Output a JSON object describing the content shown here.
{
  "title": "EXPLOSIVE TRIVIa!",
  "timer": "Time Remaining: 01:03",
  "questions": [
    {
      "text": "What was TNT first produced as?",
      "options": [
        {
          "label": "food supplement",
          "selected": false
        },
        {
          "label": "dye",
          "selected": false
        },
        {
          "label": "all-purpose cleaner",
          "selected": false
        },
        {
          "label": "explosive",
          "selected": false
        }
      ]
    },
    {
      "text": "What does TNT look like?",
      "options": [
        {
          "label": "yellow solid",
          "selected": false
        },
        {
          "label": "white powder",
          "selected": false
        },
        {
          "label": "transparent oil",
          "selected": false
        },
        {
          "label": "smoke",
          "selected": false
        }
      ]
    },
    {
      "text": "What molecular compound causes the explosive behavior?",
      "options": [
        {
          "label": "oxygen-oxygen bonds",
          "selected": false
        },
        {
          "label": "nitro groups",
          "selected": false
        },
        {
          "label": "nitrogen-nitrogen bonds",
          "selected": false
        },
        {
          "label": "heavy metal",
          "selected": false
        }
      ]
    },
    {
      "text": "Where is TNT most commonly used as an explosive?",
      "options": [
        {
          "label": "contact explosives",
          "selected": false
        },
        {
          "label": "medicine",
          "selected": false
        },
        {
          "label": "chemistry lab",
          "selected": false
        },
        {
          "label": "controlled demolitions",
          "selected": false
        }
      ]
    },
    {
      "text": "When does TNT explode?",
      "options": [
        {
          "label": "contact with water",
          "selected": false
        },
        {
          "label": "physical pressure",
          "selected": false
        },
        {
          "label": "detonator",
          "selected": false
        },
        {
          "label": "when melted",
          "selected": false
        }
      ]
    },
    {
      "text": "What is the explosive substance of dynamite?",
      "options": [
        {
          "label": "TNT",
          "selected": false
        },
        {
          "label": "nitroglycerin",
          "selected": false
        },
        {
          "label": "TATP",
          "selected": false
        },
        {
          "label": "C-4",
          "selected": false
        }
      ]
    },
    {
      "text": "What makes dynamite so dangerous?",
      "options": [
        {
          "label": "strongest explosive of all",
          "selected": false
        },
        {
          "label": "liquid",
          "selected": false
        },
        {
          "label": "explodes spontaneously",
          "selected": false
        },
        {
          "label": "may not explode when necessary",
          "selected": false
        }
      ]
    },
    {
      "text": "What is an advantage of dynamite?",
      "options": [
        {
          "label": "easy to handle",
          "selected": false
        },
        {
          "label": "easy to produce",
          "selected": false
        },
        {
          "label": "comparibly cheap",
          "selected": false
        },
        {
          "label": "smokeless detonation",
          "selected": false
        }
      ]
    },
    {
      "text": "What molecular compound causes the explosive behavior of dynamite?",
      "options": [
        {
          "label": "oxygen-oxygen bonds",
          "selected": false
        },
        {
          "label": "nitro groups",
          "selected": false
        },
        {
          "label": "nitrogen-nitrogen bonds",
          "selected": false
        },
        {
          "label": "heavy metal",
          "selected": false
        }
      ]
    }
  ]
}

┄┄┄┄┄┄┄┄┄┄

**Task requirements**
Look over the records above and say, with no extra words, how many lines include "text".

**Written response**
9